(Records drawn from a dataset)
———
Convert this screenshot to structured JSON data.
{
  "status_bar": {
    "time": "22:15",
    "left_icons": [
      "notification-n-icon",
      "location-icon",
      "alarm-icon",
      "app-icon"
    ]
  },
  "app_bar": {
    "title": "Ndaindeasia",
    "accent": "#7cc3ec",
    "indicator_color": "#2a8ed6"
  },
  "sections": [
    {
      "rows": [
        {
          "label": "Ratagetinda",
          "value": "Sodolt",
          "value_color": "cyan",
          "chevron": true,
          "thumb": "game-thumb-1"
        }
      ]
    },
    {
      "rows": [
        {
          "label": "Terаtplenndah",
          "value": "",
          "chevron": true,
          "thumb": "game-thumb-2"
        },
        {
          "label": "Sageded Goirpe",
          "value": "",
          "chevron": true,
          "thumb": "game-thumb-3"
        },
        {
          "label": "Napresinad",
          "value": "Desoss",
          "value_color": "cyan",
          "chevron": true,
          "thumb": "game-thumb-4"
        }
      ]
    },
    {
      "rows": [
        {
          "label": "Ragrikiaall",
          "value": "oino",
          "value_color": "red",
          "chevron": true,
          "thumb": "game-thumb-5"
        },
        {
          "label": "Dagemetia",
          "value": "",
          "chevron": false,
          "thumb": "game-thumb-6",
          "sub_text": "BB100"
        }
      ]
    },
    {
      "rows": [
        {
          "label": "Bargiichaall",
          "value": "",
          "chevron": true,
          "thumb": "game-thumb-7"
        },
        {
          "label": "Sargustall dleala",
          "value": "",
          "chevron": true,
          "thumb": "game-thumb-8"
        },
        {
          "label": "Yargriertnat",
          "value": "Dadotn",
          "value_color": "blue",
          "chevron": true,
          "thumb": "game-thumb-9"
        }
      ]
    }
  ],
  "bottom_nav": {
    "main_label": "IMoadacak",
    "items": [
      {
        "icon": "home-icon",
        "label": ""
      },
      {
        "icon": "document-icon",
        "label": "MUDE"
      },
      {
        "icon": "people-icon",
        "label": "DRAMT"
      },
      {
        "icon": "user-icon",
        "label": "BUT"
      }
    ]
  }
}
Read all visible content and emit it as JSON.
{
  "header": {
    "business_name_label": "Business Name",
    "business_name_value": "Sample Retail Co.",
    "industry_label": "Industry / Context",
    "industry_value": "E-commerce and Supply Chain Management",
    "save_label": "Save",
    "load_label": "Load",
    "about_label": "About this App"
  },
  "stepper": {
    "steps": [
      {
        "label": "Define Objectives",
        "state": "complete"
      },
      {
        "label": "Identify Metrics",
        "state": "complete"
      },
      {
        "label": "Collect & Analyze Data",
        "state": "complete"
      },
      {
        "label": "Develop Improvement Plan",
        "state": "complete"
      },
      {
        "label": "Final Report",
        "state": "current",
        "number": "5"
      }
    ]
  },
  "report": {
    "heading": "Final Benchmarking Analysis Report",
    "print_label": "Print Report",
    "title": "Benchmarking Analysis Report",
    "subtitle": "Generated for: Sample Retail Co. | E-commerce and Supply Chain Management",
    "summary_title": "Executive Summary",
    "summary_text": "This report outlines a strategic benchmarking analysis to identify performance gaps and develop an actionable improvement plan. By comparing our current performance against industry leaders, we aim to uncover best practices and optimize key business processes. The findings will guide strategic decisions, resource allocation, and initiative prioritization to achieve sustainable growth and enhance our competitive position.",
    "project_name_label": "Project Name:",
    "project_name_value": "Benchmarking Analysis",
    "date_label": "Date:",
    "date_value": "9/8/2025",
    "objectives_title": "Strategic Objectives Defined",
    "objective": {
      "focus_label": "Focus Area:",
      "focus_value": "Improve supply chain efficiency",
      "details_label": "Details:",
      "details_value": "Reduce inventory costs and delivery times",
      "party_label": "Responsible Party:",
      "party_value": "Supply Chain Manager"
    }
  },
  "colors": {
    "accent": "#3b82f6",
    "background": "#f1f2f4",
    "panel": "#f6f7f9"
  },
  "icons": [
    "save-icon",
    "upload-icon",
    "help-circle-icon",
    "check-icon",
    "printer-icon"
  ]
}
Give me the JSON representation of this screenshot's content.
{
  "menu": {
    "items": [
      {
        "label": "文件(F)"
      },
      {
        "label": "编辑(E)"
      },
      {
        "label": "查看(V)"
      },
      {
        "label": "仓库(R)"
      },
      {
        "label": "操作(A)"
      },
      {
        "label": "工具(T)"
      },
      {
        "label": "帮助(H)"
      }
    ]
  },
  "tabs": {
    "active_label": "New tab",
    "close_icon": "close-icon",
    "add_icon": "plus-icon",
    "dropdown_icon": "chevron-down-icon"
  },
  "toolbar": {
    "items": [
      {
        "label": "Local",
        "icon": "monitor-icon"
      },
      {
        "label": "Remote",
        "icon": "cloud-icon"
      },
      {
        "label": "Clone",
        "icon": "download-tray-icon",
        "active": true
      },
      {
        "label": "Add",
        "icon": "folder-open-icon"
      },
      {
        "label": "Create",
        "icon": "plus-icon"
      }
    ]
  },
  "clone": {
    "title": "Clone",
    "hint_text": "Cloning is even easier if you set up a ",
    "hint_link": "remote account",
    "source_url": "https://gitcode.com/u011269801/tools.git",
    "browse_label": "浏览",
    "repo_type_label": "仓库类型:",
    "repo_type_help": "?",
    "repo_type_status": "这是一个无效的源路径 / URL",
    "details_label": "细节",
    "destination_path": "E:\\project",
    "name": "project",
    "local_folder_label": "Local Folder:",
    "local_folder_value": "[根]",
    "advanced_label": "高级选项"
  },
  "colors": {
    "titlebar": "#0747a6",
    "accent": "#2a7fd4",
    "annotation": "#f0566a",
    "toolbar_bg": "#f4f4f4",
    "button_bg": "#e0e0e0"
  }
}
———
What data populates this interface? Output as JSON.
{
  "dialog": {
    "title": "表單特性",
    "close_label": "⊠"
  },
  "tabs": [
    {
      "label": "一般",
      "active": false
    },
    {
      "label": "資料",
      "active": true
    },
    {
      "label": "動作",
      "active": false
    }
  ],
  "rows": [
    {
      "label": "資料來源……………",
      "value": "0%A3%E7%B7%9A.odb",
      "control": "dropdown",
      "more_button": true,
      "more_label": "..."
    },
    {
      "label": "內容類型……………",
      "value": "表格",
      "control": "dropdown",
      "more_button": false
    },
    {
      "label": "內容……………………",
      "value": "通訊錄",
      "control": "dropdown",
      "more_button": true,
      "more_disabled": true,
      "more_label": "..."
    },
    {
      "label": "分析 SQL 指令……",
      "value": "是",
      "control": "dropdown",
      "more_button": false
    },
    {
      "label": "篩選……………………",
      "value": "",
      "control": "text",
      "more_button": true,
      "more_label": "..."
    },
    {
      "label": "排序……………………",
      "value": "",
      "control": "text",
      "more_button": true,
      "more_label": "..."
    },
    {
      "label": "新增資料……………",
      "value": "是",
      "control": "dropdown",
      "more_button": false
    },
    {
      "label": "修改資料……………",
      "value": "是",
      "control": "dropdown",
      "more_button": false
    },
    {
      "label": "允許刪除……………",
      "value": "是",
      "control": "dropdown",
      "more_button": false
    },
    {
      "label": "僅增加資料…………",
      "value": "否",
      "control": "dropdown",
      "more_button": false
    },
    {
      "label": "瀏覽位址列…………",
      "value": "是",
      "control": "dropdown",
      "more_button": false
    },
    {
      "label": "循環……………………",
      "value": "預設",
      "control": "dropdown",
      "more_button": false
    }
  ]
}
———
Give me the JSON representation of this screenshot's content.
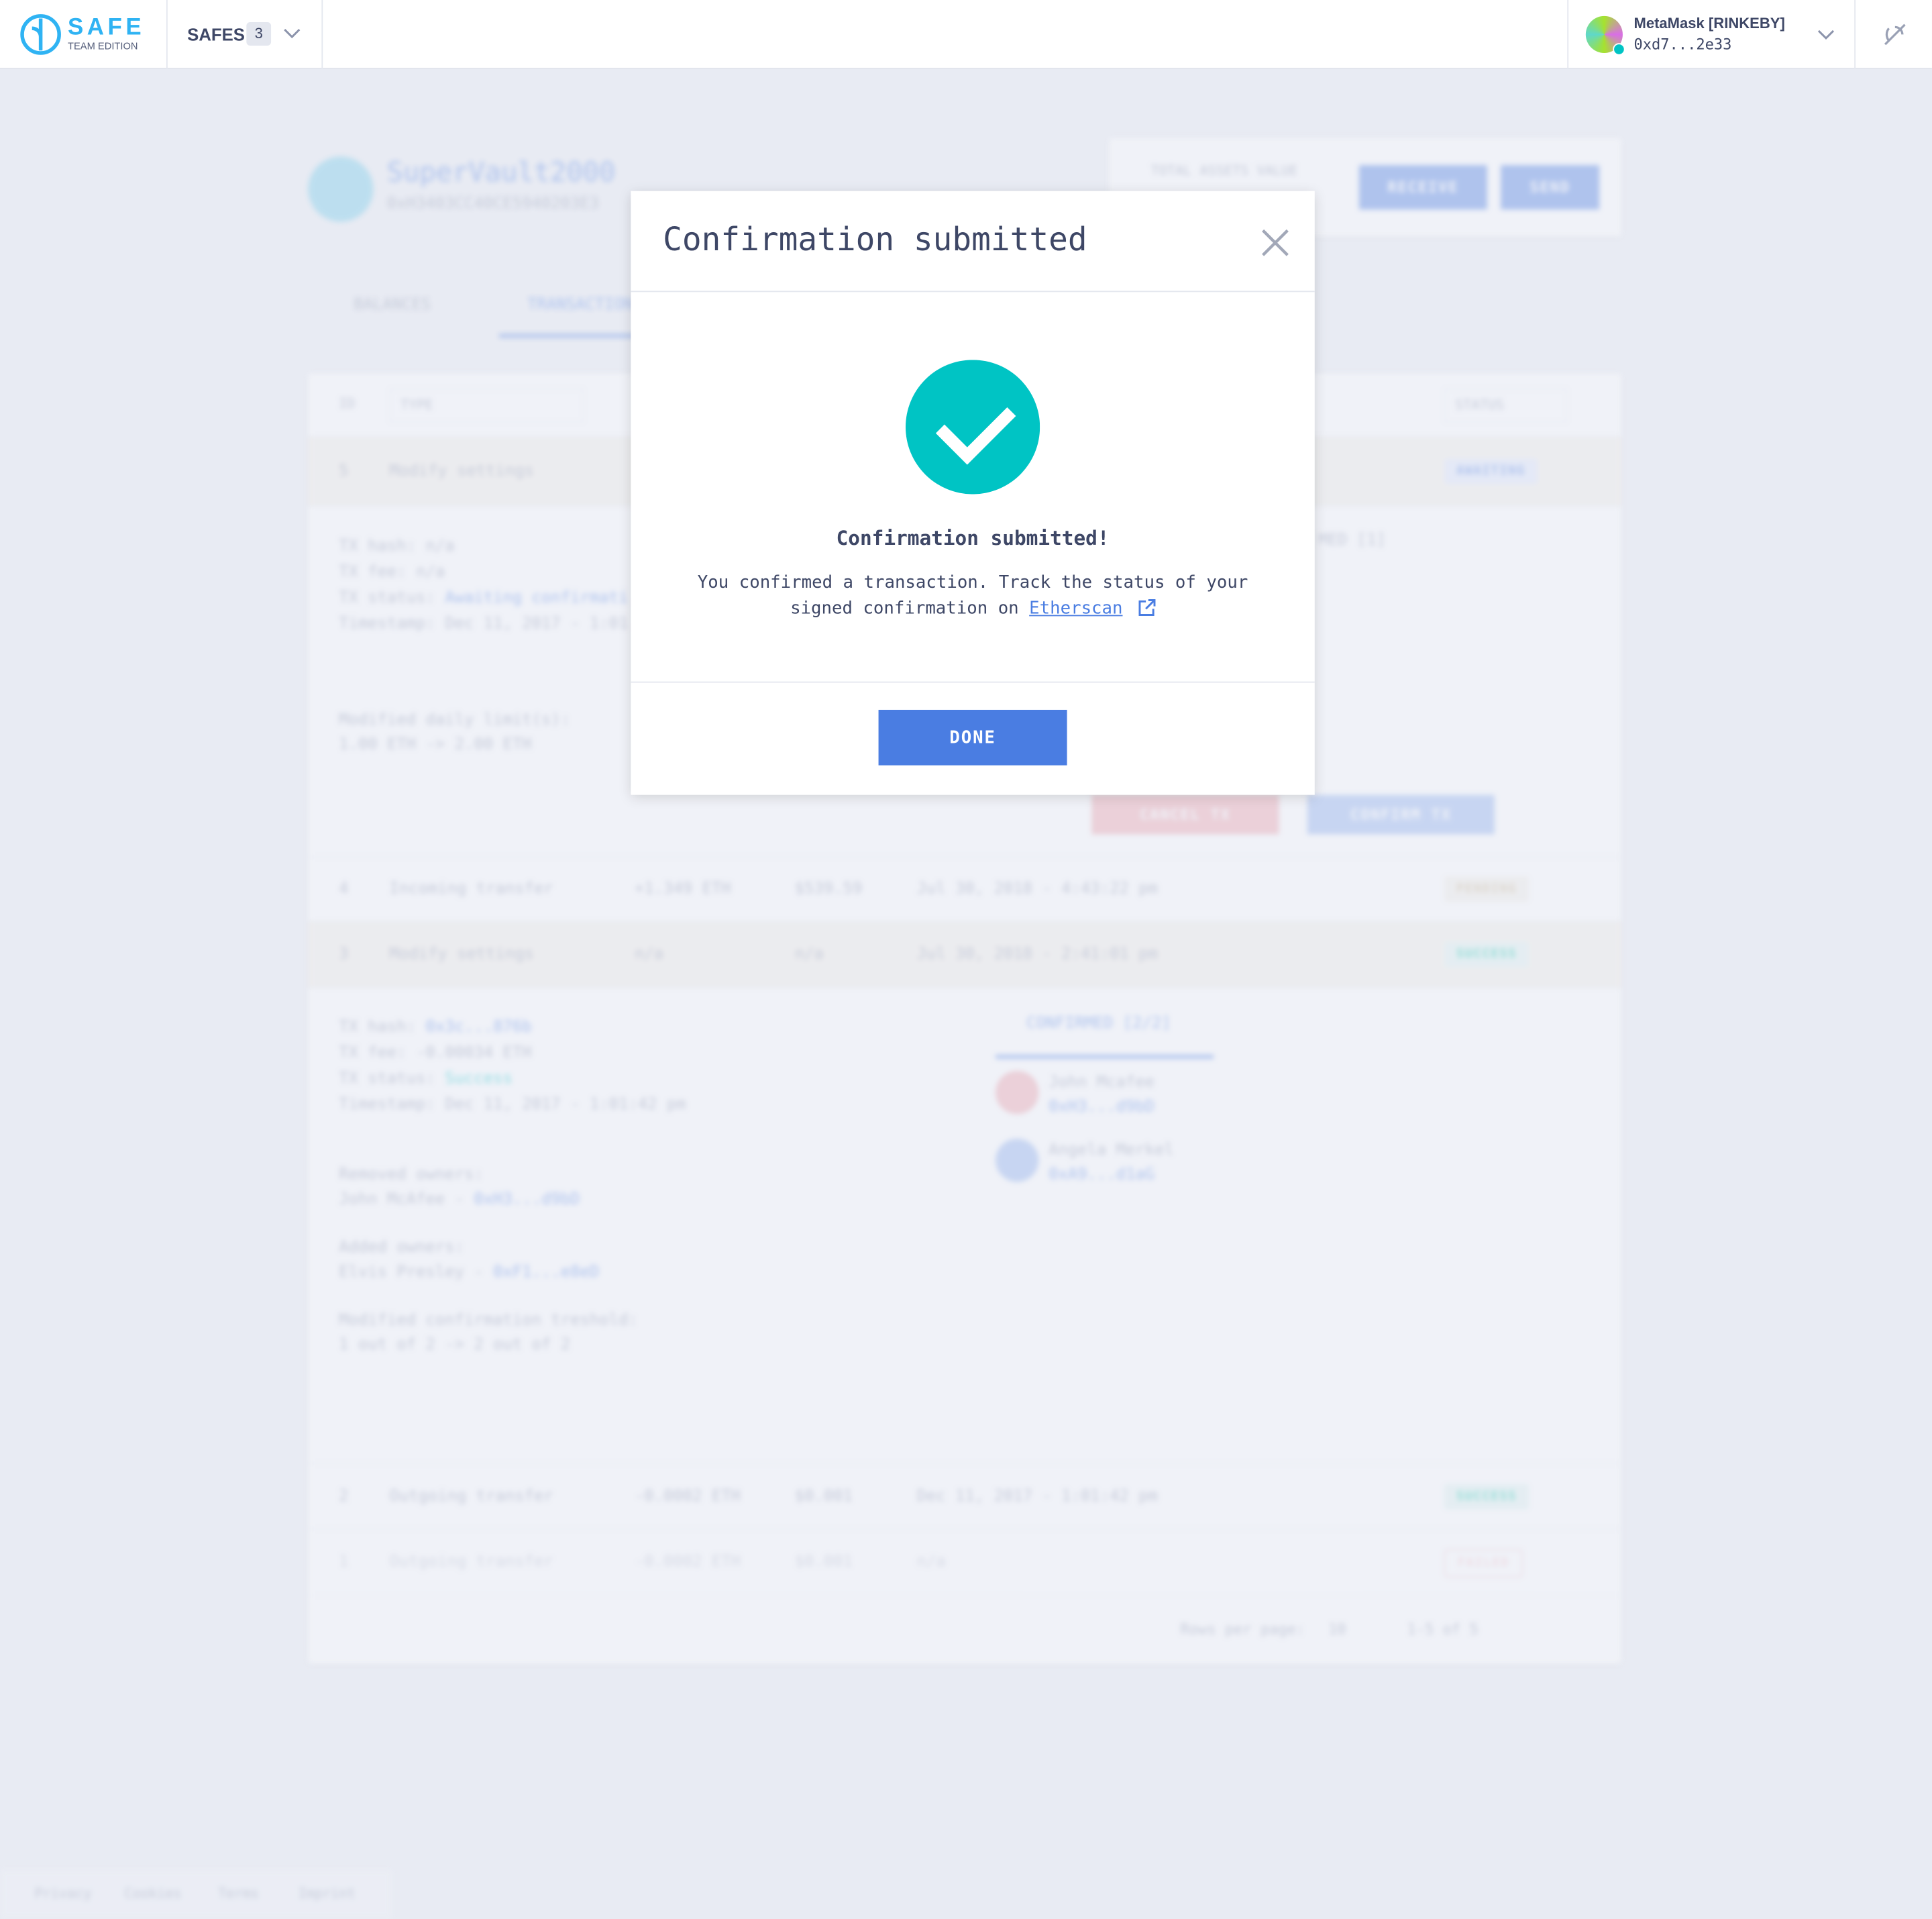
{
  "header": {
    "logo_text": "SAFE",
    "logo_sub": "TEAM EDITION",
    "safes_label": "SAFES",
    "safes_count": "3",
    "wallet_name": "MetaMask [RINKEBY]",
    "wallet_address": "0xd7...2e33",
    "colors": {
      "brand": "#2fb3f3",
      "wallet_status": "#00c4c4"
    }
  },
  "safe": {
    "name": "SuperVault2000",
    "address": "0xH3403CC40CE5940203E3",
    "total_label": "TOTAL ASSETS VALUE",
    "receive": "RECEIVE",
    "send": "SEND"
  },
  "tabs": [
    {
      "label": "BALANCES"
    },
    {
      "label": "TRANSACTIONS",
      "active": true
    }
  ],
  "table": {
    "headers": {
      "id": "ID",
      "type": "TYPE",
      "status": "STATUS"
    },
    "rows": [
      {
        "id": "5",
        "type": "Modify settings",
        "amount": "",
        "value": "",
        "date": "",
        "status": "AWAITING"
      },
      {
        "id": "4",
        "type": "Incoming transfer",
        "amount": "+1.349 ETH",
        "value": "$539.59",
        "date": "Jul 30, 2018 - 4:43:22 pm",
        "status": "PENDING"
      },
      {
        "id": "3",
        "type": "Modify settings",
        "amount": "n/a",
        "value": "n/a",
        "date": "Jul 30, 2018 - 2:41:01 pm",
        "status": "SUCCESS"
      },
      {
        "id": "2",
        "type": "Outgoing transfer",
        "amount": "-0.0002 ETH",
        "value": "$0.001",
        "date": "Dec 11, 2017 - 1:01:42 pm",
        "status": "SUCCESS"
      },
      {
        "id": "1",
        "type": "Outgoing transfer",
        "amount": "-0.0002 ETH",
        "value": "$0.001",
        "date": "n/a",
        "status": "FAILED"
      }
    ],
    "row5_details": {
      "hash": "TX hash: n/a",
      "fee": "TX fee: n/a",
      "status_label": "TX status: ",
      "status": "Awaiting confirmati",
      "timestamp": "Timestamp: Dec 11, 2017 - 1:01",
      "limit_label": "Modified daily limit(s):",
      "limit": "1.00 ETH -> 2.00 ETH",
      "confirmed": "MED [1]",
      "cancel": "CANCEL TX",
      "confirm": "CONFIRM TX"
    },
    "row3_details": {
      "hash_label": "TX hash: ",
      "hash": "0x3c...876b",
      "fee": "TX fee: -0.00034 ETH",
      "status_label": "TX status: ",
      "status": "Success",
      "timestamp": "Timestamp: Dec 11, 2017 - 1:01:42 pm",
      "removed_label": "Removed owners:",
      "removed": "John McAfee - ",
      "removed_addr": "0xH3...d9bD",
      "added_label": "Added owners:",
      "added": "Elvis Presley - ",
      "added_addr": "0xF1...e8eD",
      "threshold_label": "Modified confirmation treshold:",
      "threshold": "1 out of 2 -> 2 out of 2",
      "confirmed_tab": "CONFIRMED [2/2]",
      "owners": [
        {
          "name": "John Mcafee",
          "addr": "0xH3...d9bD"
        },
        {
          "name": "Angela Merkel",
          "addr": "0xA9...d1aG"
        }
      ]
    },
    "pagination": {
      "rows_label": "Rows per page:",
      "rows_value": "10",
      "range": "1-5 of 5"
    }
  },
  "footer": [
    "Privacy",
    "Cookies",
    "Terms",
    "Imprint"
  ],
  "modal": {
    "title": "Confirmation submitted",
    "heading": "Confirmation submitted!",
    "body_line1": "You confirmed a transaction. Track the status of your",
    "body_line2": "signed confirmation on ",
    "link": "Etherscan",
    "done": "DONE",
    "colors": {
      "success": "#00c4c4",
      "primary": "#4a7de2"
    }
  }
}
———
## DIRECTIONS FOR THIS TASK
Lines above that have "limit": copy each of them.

## RESPONSE TO THE TASK
      "limit_label": "Modified daily limit(s):",
      "limit": "1.00 ETH -> 2.00 ETH",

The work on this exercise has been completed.